Alderson had the authority to keep Harvey behind and chose not to. As far as Harvey goes, he’s staring at the end of his career and certainly wouldn’t rock the boat regarding his treatment.

The bottom line is that once again an issue involving Harvey was mishandled, but this time it was the Mets’ doing.

 

 

 

Jun 14

Harvey Has Tired Arm

Mets manager Terry Collins turned to his pitching coach, Dan Warthen, in the third inning after a Matt Harvey pitch and asked, “What was that pitch?”

The radar gun read 89, and Warthen said he thought it was a slider, but wasn’t sure.

“Well, we better find out,” said Collins, who was concerned about his starter, who gave up back-to-back homers to Anthony Rizzo and Ian Happ to open the game.

Warthen reported back, telling Collins it was a fastball, but Harvey also told him his arm felt tired.
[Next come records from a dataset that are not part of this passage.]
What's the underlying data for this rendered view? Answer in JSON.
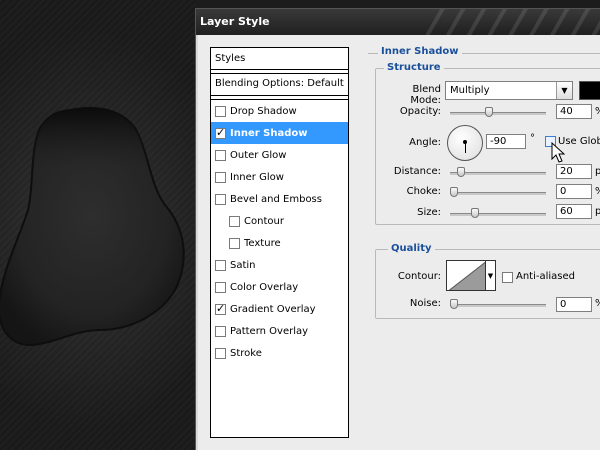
{
  "window": {
    "title": "Layer Style"
  },
  "styles_panel": {
    "header": "Styles",
    "blending_options": "Blending Options: Default",
    "items": [
      {
        "label": "Drop Shadow",
        "checked": false,
        "selected": false,
        "indent": false
      },
      {
        "label": "Inner Shadow",
        "checked": true,
        "selected": true,
        "indent": false
      },
      {
        "label": "Outer Glow",
        "checked": false,
        "selected": false,
        "indent": false
      },
      {
        "label": "Inner Glow",
        "checked": false,
        "selected": false,
        "indent": false
      },
      {
        "label": "Bevel and Emboss",
        "checked": false,
        "selected": false,
        "indent": false
      },
      {
        "label": "Contour",
        "checked": false,
        "selected": false,
        "indent": true
      },
      {
        "label": "Texture",
        "checked": false,
        "selected": false,
        "indent": true
      },
      {
        "label": "Satin",
        "checked": false,
        "selected": false,
        "indent": false
      },
      {
        "label": "Color Overlay",
        "checked": false,
        "selected": false,
        "indent": false
      },
      {
        "label": "Gradient Overlay",
        "checked": true,
        "selected": false,
        "indent": false
      },
      {
        "label": "Pattern Overlay",
        "checked": false,
        "selected": false,
        "indent": false
      },
      {
        "label": "Stroke",
        "checked": false,
        "selected": false,
        "indent": false
      }
    ]
  },
  "inner_shadow": {
    "title": "Inner Shadow",
    "structure": {
      "title": "Structure",
      "blend_mode_label": "Blend Mode:",
      "blend_mode_value": "Multiply",
      "shadow_color": "#000000",
      "opacity_label": "Opacity:",
      "opacity_value": "40",
      "opacity_unit": "%",
      "opacity_level": 0.4,
      "angle_label": "Angle:",
      "angle_value": "-90",
      "angle_unit": "°",
      "use_global_label": "Use Global",
      "use_global_checked": false,
      "distance_label": "Distance:",
      "distance_value": "20",
      "distance_unit": "px",
      "distance_level": 0.08,
      "choke_label": "Choke:",
      "choke_value": "0",
      "choke_unit": "%",
      "choke_level": 0.0,
      "size_label": "Size:",
      "size_value": "60",
      "size_unit": "px",
      "size_level": 0.24
    },
    "quality": {
      "title": "Quality",
      "contour_label": "Contour:",
      "anti_aliased_label": "Anti-aliased",
      "anti_aliased_checked": false,
      "noise_label": "Noise:",
      "noise_value": "0",
      "noise_unit": "%",
      "noise_level": 0.0
    }
  },
  "colors": {
    "selection": "#3399ff",
    "section_title": "#1a4f9c",
    "dialog_bg": "#ececec"
  }
}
Collins decided to give Harvey at least another inning, which could have proven costly after Kyle Schwarber’s monster homer over the Shea Bridge.
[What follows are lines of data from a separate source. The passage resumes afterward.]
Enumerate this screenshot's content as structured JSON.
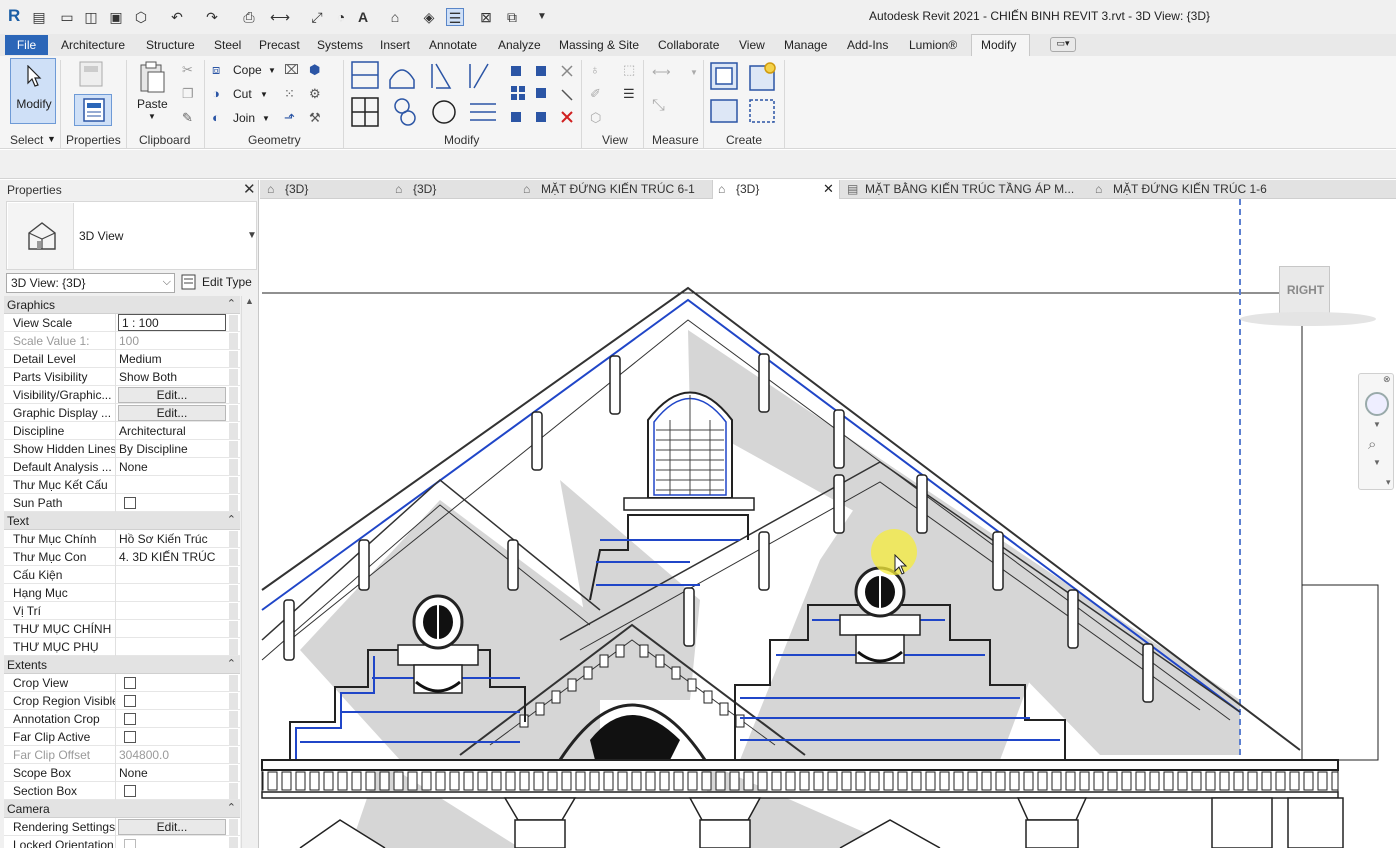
{
  "app": {
    "title": "Autodesk Revit 2021 - CHIẾN BINH REVIT 3.rvt - 3D View: {3D}",
    "logo": "R"
  },
  "quick_access": [
    "revit-logo",
    "open-icon",
    "new-icon",
    "folder-icon",
    "save-icon",
    "sync-icon",
    "undo-icon",
    "redo-icon",
    "print-icon",
    "measure-icon",
    "dimension-icon",
    "tag-icon",
    "text-icon",
    "3d-icon",
    "section-icon",
    "thin-lines-icon",
    "close-hidden-icon",
    "switch-windows-icon",
    "customize-icon"
  ],
  "menu": {
    "file": "File",
    "tabs": [
      "Architecture",
      "Structure",
      "Steel",
      "Precast",
      "Systems",
      "Insert",
      "Annotate",
      "Analyze",
      "Massing & Site",
      "Collaborate",
      "View",
      "Manage",
      "Add-Ins",
      "Lumion®",
      "Modify"
    ],
    "active": "Modify"
  },
  "ribbon": {
    "select": {
      "modify": "Modify",
      "label": "Select"
    },
    "properties": {
      "label": "Properties"
    },
    "clipboard": {
      "paste": "Paste",
      "label": "Clipboard"
    },
    "geometry": {
      "cope": "Cope",
      "cut": "Cut",
      "join": "Join",
      "label": "Geometry"
    },
    "modify": {
      "label": "Modify"
    },
    "view": {
      "label": "View"
    },
    "measure": {
      "label": "Measure"
    },
    "create": {
      "label": "Create"
    }
  },
  "properties": {
    "header": "Properties",
    "type_name": "3D View",
    "view_selector": "3D View: {3D}",
    "edit_type": "Edit Type",
    "categories": [
      {
        "name": "Graphics",
        "rows": [
          {
            "k": "View Scale",
            "v": "1 : 100",
            "kind": "input"
          },
          {
            "k": "Scale Value    1:",
            "v": "100",
            "kind": "disabled"
          },
          {
            "k": "Detail Level",
            "v": "Medium"
          },
          {
            "k": "Parts Visibility",
            "v": "Show Both"
          },
          {
            "k": "Visibility/Graphic...",
            "v": "Edit...",
            "kind": "button"
          },
          {
            "k": "Graphic Display ...",
            "v": "Edit...",
            "kind": "button"
          },
          {
            "k": "Discipline",
            "v": "Architectural"
          },
          {
            "k": "Show Hidden Lines",
            "v": "By Discipline"
          },
          {
            "k": "Default Analysis ...",
            "v": "None"
          },
          {
            "k": "Thư Mục Kết Cấu",
            "v": ""
          },
          {
            "k": "Sun Path",
            "v": "",
            "kind": "checkbox"
          }
        ]
      },
      {
        "name": "Text",
        "rows": [
          {
            "k": "Thư Mục Chính",
            "v": "Hồ Sơ Kiến Trúc"
          },
          {
            "k": "Thư Mục Con",
            "v": "4. 3D KIẾN TRÚC"
          },
          {
            "k": "Cấu Kiện",
            "v": ""
          },
          {
            "k": "Hạng Mục",
            "v": ""
          },
          {
            "k": "Vị Trí",
            "v": ""
          },
          {
            "k": "THƯ MỤC CHÍNH",
            "v": ""
          },
          {
            "k": "THƯ MỤC PHỤ",
            "v": ""
          }
        ]
      },
      {
        "name": "Extents",
        "rows": [
          {
            "k": "Crop View",
            "v": "",
            "kind": "checkbox"
          },
          {
            "k": "Crop Region Visible",
            "v": "",
            "kind": "checkbox"
          },
          {
            "k": "Annotation Crop",
            "v": "",
            "kind": "checkbox"
          },
          {
            "k": "Far Clip Active",
            "v": "",
            "kind": "checkbox"
          },
          {
            "k": "Far Clip Offset",
            "v": "304800.0",
            "kind": "disabled"
          },
          {
            "k": "Scope Box",
            "v": "None"
          },
          {
            "k": "Section Box",
            "v": "",
            "kind": "checkbox"
          }
        ]
      },
      {
        "name": "Camera",
        "rows": [
          {
            "k": "Rendering Settings",
            "v": "Edit...",
            "kind": "button"
          },
          {
            "k": "Locked Orientation",
            "v": "",
            "kind": "checkbox-disabled"
          }
        ]
      }
    ]
  },
  "view_tabs": [
    {
      "label": "{3D}",
      "icon": "3d-view-icon"
    },
    {
      "label": "{3D}",
      "icon": "3d-view-icon"
    },
    {
      "label": "MẶT ĐỨNG KIẾN TRÚC 6-1",
      "icon": "elevation-icon"
    },
    {
      "label": "{3D}",
      "icon": "3d-view-icon",
      "active": true
    },
    {
      "label": "MẶT BẰNG KIẾN TRÚC TẦNG ÁP M...",
      "icon": "floor-plan-icon"
    },
    {
      "label": "MẶT ĐỨNG KIẾN TRÚC 1-6",
      "icon": "elevation-icon"
    }
  ],
  "viewcube": {
    "face": "RIGHT"
  },
  "colors": {
    "accent": "#2b66b8",
    "selection_blue": "#2046c8",
    "shadow": "#d4d4d4"
  }
}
The amateur diagnosis is a fatigued arm, or dead arm, but the Mets will get something more official after he’s examined Thursday.
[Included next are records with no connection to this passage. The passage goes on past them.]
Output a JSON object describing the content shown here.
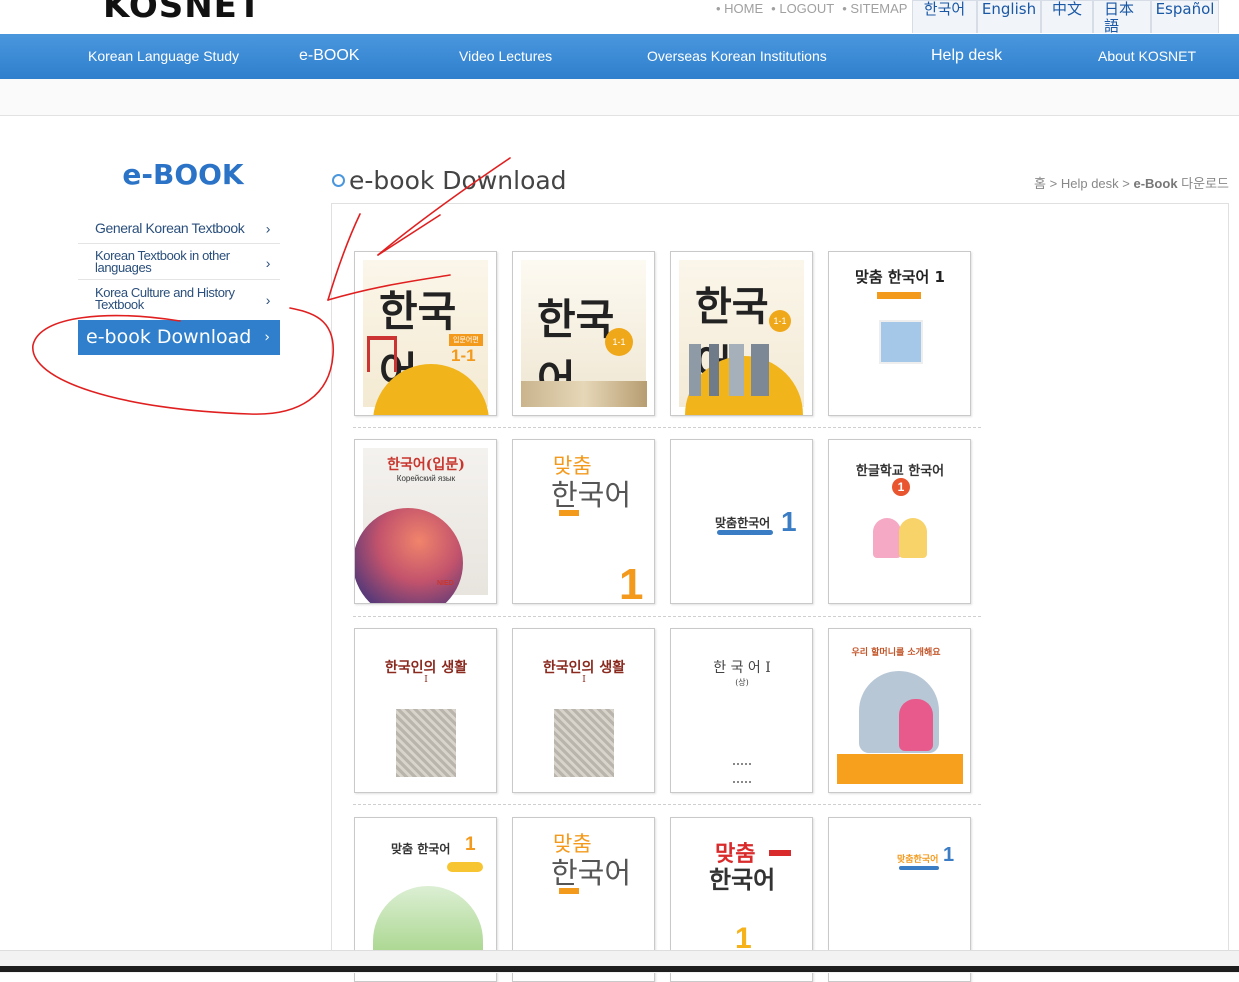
{
  "header": {
    "logo": "KOSNET",
    "top_links": [
      "• HOME",
      "• LOGOUT",
      "• SITEMAP"
    ],
    "languages": [
      "한국어",
      "English",
      "中文",
      "日本語",
      "Español"
    ]
  },
  "nav": {
    "items": [
      "Korean Language Study",
      "e-BOOK",
      "Video Lectures",
      "Overseas Korean Institutions",
      "Help desk",
      "About KOSNET"
    ]
  },
  "sidebar": {
    "title": "e-BOOK",
    "items": [
      {
        "label": "General Korean Textbook"
      },
      {
        "label": "Korean Textbook in other languages"
      },
      {
        "label": "Korea Culture and History Textbook"
      },
      {
        "label": "e-book Download"
      }
    ],
    "arrow": "›"
  },
  "content": {
    "title": "e-book Download",
    "breadcrumb": {
      "home": "홈",
      "sep1": " > ",
      "section": "Help desk",
      "sep2": " > ",
      "bold": "e-Book",
      "rest": " 다운로드"
    }
  },
  "books": {
    "b1": {
      "title": "한국어",
      "sub": "입문어편",
      "level": "1-1"
    },
    "b2": {
      "title": "한국어",
      "level": "1-1"
    },
    "b3": {
      "title": "한국어",
      "level": "1-1"
    },
    "b4": {
      "title": "맞춤 한국어 1"
    },
    "b5": {
      "title": "한국어(입문)",
      "sub": "Корейский язык",
      "label": "NIED"
    },
    "b6": {
      "top": "맞춤",
      "title": "한국어",
      "num": "1"
    },
    "b7": {
      "title": "맞춤한국어",
      "num": "1"
    },
    "b8": {
      "title": "한글학교 한국어",
      "num": "1"
    },
    "b9": {
      "title": "한국인의 생활",
      "num": "I"
    },
    "b10": {
      "title": "한국인의 생활",
      "num": "I"
    },
    "b11": {
      "title": "한 국 어 I",
      "sub": "(상)"
    },
    "b12": {
      "title": "우리 할머니를 소개해요"
    },
    "b13": {
      "title": "맞춤 한국어",
      "num": "1"
    },
    "b14": {
      "top": "맞춤",
      "title": "한국어"
    },
    "b15": {
      "top": "맞춤",
      "title": "한국어",
      "num": "1"
    },
    "b16": {
      "title": "맞춤한국어",
      "num": "1"
    }
  },
  "colors": {
    "accent": "#2f7fcd",
    "annotation": "#e02020",
    "orange": "#f39a1d"
  }
}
“It’s pretty tired,” Harvey said of his arm. “My arm wasn’t working at all. It’s frustrating to be taken out that early. It’s very difficult. There’s been a lot of discomfort. It’s been pretty hard on me physically.”

Harvey threw 104 pitches in five scoreless innings in his last start, but gave up four runs on three homers in four innings in tonight’s 9-4 victory over the Cubs.

Things haven’t been easy for Harvey this year following thoracic outlet surgery last year. Harvey used to be overpowering, averaging at least one strikeout an inning, but has only 54 in 70.1 innings this season. He’s also given up 67 hits and 35 walks for a lofty 1.45 WHIP, and 16 homers in 13 starts.

GRANDERSON HITS MILESTONE: If there is a positive about Yoenis Cespedes’ lingering leg issues since coming off the disabled list, it is giving Curtis Granderson more playing time. After battling back to tie the game at 4-4, Granderson hit the 300th homer of his career to jumpstart the Mets’ five-run eighth.

TODAY’S INJURY: Expect Neil Walker to go on the disabled list Thursday with a hamstring pull.

 

 

 

Jun 12

Mets Need The Real DeGrom

Even when the Mets had a healthy Noah Syndergaard and Matt Harvey on staff, Jacob deGrom was still the best they had to offer. Nothing seemed to rattle him; he had no prima donna instincts; he had the best combination of velocity and command.

DE GROM: Needs to find himself. (AP)

DE GROM: Needs to find himself. (AP)

DeGrom said he’s healthy which is what makes his sluggish start so puzzling.

The 4-3 record isn’t such a big deal because it can be written off as a lack of run support or a leaky bullpen. However, the 15 runs he’s allowed in his last two starts and 4.75 ERA are particularly head scratching.

We’re used to seeing deGrom give up 15 runs in a month – maybe five starts – not eight innings in his last two. That’s not deGrom.

“It’s frustrating, but I’ve been able to go out and pitch that way, and you have to make an adjustment,” deGrom said after his last start against the Rangers. “You have what you have that day and I’ve done a poor job of that my last two starts, not being able to get outs without having my best stuff, which in the past I was able to do.”

DeGrom said he’s been able to pinpoint the problem but can’t get a handle on the solution. It’s akin to having an itch in the middle of your back and not being able to scratch.

In detailing his problems against the Rangers in his last start, deGrom said: “If you look at my misses, they were either to a righty down and away or up-and-in,” deGrom told reporters last week in Texas. “I’m either yanking the ball or it’s sailing on me, so that tells me it’s rotational.

“This game is not easy. These are big league hitters and when you make mistakes over the middle of the plate, that kind of thing happens, which obviously I have done over my last two starts.”

DeGrom said he’s flying open too soon with his front shoulder while striding to the plate. This is about timing, about muscle memory, and about the placement of his lead arm and shoulder as he begins his stride toward the plate.

Is this related to his elbow surgery? DeGrom says no; he says he’s not ailing.

DeGrom has always been honest and not condescending, unlike Harvey and Syndergaard have been in the past.